What to do: Return exactly, and only, the lines from the line containing "Transcribe this image's" through the final line of the records below, both included.

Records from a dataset
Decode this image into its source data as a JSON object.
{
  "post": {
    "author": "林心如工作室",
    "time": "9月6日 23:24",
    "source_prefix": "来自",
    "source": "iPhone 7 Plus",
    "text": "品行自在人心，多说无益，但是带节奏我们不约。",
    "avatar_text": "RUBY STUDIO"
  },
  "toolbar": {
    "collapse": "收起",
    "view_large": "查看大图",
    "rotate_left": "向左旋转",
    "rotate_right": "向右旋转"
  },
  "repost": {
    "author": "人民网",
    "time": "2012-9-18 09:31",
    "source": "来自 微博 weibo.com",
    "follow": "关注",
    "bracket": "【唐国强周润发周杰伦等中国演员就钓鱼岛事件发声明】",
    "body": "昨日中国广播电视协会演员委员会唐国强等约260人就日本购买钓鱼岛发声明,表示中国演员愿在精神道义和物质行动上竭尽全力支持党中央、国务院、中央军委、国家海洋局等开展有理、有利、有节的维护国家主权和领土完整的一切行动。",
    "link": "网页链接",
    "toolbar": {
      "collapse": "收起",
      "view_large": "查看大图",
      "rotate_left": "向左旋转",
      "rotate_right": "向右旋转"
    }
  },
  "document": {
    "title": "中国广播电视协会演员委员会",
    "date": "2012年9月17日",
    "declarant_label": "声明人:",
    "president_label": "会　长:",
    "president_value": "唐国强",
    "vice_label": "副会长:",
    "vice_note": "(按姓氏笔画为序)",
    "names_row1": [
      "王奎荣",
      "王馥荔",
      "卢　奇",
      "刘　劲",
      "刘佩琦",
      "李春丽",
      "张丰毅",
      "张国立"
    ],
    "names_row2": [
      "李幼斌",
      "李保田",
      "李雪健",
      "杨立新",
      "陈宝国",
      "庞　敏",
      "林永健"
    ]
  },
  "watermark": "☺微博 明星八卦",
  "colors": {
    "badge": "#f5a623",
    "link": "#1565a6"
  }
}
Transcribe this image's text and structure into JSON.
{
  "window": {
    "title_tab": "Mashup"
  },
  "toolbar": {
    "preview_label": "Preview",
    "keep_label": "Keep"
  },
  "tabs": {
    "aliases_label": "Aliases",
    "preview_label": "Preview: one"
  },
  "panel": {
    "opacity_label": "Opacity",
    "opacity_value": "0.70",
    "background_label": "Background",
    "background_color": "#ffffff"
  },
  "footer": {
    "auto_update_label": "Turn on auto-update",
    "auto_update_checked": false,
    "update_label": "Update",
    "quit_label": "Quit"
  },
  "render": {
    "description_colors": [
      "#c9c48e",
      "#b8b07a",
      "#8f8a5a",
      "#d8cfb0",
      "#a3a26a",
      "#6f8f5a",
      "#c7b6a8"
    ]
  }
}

Solution to the problem:
Transcribe this image's text and structure into JSON.
{
  "window": {
    "title_tab": "Mashup"
  },
  "toolbar": {
    "preview_label": "Preview",
    "keep_label": "Keep"
  },
  "tabs": {
    "aliases_label": "Aliases",
    "preview_label": "Preview: one"
  },
  "panel": {
    "opacity_label": "Opacity",
    "opacity_value": "0.70",
    "background_label": "Background",
    "background_color": "#ffffff"
  },
  "footer": {
    "auto_update_label": "Turn on auto-update",
    "auto_update_checked": false,
    "update_label": "Update",
    "quit_label": "Quit"
  },
  "render": {
    "description_colors": [
      "#c9c48e",
      "#b8b07a",
      "#8f8a5a",
      "#d8cfb0",
      "#a3a26a",
      "#6f8f5a",
      "#c7b6a8"
    ]
  }
}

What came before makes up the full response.